▶ _Task inputs_
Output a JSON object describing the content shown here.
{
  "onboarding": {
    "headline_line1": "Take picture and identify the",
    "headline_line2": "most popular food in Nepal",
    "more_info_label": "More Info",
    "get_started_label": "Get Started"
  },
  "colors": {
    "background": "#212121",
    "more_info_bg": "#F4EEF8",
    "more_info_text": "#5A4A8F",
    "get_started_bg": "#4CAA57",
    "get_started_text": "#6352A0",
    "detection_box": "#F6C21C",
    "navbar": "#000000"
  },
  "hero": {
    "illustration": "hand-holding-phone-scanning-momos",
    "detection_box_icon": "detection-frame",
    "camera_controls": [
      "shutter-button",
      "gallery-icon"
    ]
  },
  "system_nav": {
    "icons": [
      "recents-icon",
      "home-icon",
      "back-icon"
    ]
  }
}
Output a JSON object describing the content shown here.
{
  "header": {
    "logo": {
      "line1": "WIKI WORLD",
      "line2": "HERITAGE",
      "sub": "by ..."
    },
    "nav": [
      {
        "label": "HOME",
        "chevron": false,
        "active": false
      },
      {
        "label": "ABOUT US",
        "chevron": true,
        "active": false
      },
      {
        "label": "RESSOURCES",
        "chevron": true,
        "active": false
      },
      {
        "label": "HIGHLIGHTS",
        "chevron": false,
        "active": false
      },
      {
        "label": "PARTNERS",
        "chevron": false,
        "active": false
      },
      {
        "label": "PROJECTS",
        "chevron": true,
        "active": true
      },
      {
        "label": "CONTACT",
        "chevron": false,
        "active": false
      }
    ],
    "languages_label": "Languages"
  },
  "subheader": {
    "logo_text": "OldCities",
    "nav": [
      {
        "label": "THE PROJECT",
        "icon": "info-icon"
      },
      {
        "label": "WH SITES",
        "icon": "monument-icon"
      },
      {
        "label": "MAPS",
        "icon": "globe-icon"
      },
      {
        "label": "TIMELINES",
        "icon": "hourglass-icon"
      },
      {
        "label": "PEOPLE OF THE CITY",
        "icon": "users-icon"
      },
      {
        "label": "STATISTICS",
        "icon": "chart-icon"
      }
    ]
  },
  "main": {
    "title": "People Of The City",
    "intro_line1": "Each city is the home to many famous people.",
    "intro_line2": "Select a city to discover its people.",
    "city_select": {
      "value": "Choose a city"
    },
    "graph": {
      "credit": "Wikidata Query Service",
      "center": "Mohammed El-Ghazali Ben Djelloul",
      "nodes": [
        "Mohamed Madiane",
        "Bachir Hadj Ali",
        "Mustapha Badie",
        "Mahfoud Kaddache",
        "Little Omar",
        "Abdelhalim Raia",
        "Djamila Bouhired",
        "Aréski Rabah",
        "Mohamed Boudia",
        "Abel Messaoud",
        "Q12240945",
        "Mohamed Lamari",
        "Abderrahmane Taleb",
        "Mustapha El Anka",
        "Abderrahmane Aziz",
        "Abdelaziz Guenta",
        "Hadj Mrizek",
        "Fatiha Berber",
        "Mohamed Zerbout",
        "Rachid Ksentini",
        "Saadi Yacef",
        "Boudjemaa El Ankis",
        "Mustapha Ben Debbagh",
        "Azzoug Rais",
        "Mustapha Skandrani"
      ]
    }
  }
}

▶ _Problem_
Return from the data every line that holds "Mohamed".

▶ _Written solution_
        "Mohamed Madiane",
        "Mohamed Boudia",
        "Mohamed Lamari",
        "Mohamed Zerbout",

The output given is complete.